  • Send out confirmations. Although we are nearly paperless, occasionally some documents need to be sent by snail mail. For example, a letter to a creditor confirming a client’s loan balance. Associates are the lucky ones who get to mail these off.
  • Prepare for next week’s audit. Do some research online – find out who your client is and how their business works. Check our software to see if we received any documentation from the client. If not, ask the Senior on that job if there is anything you can do. They may give you something, or they may not. If not, see next step.
  • Send out an ‘availability email’.If you are all caught up on your work from last week and there is nothing to do to prepare for the coming audit, send an email to the Associates, Seniors, and Managers, and ask if they have any work for you. **Clue** they usually DO. You might be asked to prepare a board presentation, draft an engagement letter, do some audit planning, or conduct industry analysis.
  • Most importantly – drink coffee. The coffee at PS is quality. Not to mention all the other snacks and beverages. And the cheese (trust me – we used to have a whole fridge devoted to cheese. Ask us about it in your interview).

At the Client (about 80% of your time): It’s Monday, the first day of the audit at a client’s office. This audit is scheduled to last 1 week. Seattle morale is low – the Seahawks lost last Thursday and Richard Sherman was injured.

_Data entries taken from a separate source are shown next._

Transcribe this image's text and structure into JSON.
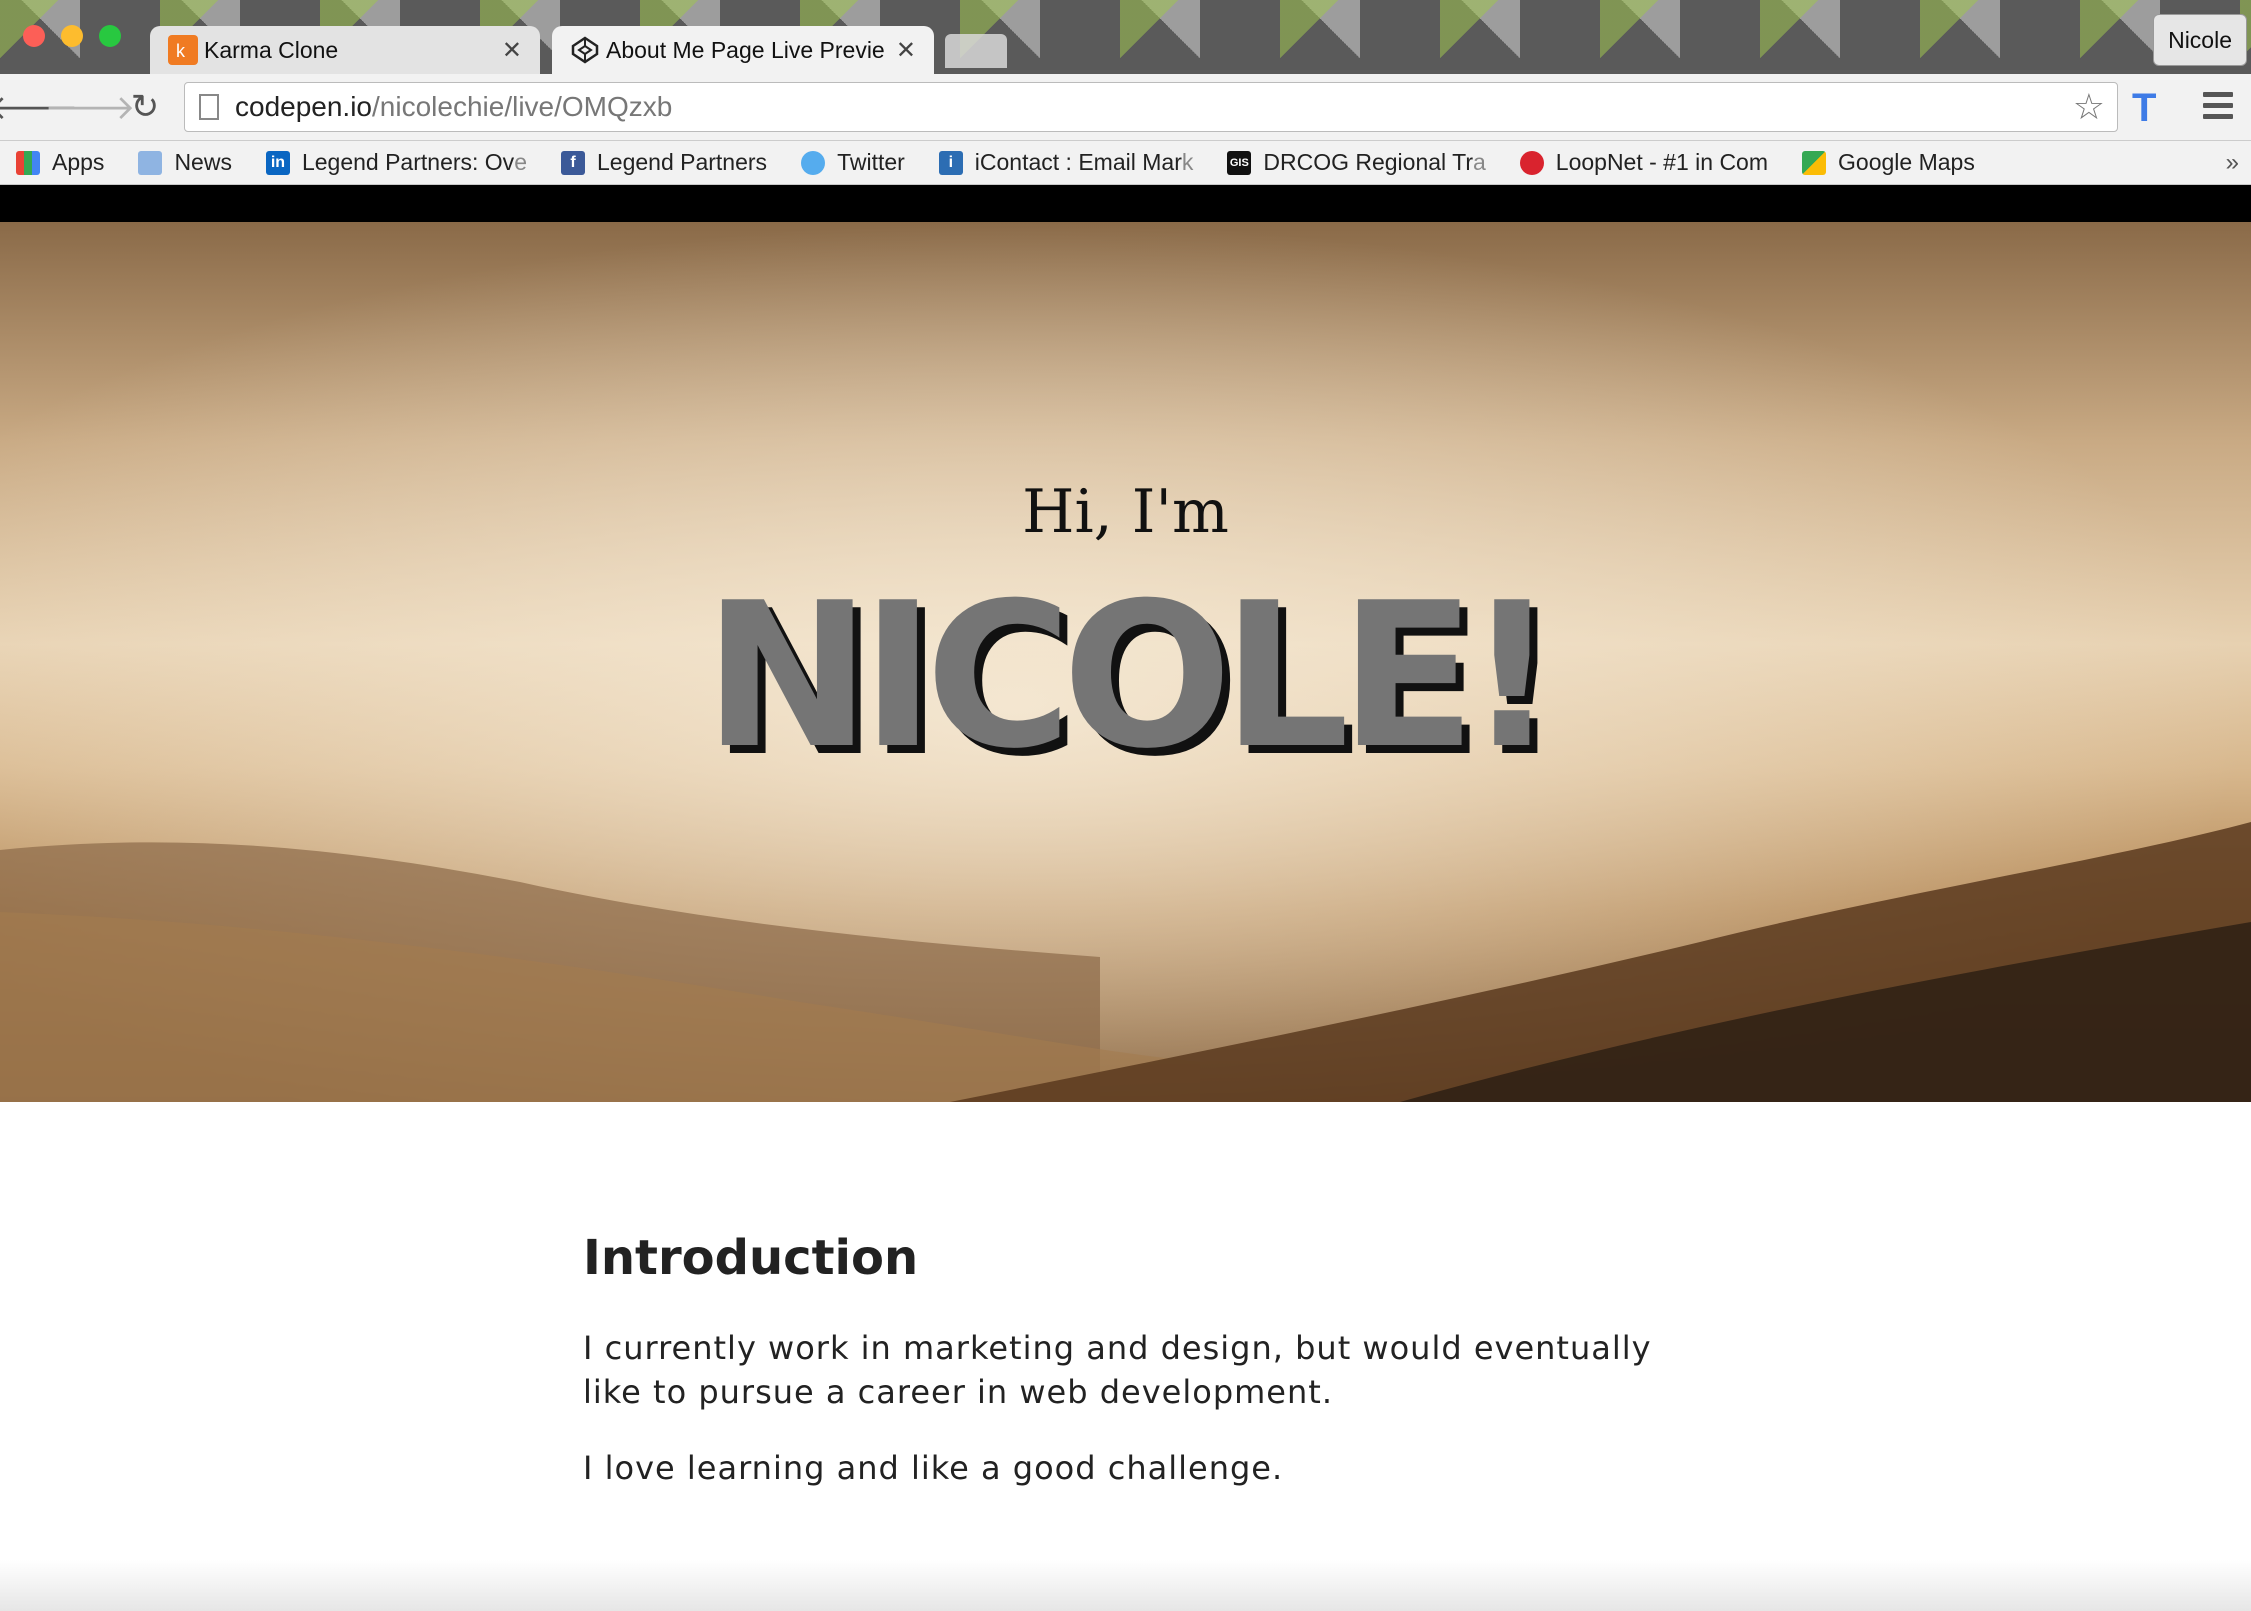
{
  "browser": {
    "tabs": [
      {
        "title": "Karma Clone",
        "active": false,
        "icon": "karma-icon"
      },
      {
        "title": "About Me Page Live Previe",
        "active": true,
        "icon": "codepen-icon"
      }
    ],
    "tab_close": "✕",
    "profile_name": "Nicole",
    "url_host": "codepen.io",
    "url_path": "/nicolechie/live/OMQzxb",
    "bookmarks": [
      {
        "label": "Apps",
        "icon": "apps-grid-icon"
      },
      {
        "label": "News",
        "icon": "folder-icon"
      },
      {
        "label": "Legend Partners: Ov",
        "fade": "e",
        "icon": "linkedin-icon"
      },
      {
        "label": "Legend Partners",
        "icon": "facebook-icon"
      },
      {
        "label": "Twitter",
        "icon": "twitter-icon"
      },
      {
        "label": "iContact : Email Mar",
        "fade": "k",
        "icon": "icontact-icon"
      },
      {
        "label": "DRCOG Regional Tr",
        "fade": "a",
        "icon": "gis-icon"
      },
      {
        "label": "LoopNet - #1 in Com",
        "fade": "",
        "icon": "loopnet-icon"
      },
      {
        "label": "Google Maps",
        "icon": "google-maps-icon"
      }
    ],
    "bookmarks_overflow": "»"
  },
  "page": {
    "greeting": "Hi, I'm",
    "name": "NICOLE!",
    "intro_heading": "Introduction",
    "intro_paragraphs": [
      "I currently work in marketing and design, but would eventually like to pursue a career in web development.",
      "I love learning and like a good challenge."
    ]
  },
  "colors": {
    "hero_name": "#757575",
    "link_blue": "#3e7be6"
  }
}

  • Cheer up the client. They are probably bummed about Sherman getting injured, so you will have your work cut out for you, but saying “Hi” and chatting for a bit is a great way to start the week.
  • Set up. We have these neat portable screens that pair with our laptops and if we’re feeling super hi-tech, we’ll bring a mobile WiFi. Chat for a moment with the Senior, Manager, and whoever else is out at the client, then get started on your work. You might be set up in a swanky skyscraper office, or you might be in a glorified closet – we PS’ers take what we can get.
  • Tackle your assigned sections. We generally hit the hardest sections first, so that we can resolve any complex issues early in the audit. For an Associate, this section might be “Debt” – auditing a client’s notes payable. After you finished Debt, you might turn your attention to a simpler section such as “Cash”.
  • Go to talk to the client (again). By this time, you have gathered an ample list of questions to ask the client. By the way, who is the ‘client’? The primary contact with the client is usually a Bookkeeper, Accounting Manager, or Controller/CFO. Some questions can be relayed electronically, but some things are better discussed face-to-face.  Less confusing that way, trust me.
  • Ask the Senior some questions. One thing that PS does well is “collaborative review” – a fancy term for talking face-to-face. It is very convenient to have your Senior and Manager out at the client with you – you can ask them questions whenever you get stuck. They are usually very helpful and it’s the best way to learn.
  • Give a status report. Public accounting is somewhat unique – as an entry-level Associate, you are your own boss. Sure, you have Managers on each job, but YOU are responsible for managing your various projects and keeping track of deliverables. Before heading home, give the Senior a status update on your projects so they can accurately monitor the overall job status and keep the audit on schedule.

After Hours!

  • Go to happy hour with your co-workers.
  • Play on a firm sports team! We have basketball, volleyball, softball, kickball, and soccer.
  • Firm recruiting events (we like to watch the Mariners and eat good food while wooing high quality candidates, such as yourself).
  • Study for CPA exams – sad, but true. It doesn’t feel quite as terrible when all the Associates in the office are going through the same thing.
  • Coaching program activities – one of the coolest parts of PS is how much time and energy the senior staff/management invest in the junior staff. It’s clear that they want you to succeed, and there are incredible opportunities for growth and mentorship.

There is so much more, but I don’t want to risk boring you. If you are at all curious about learning more, please reach out to me at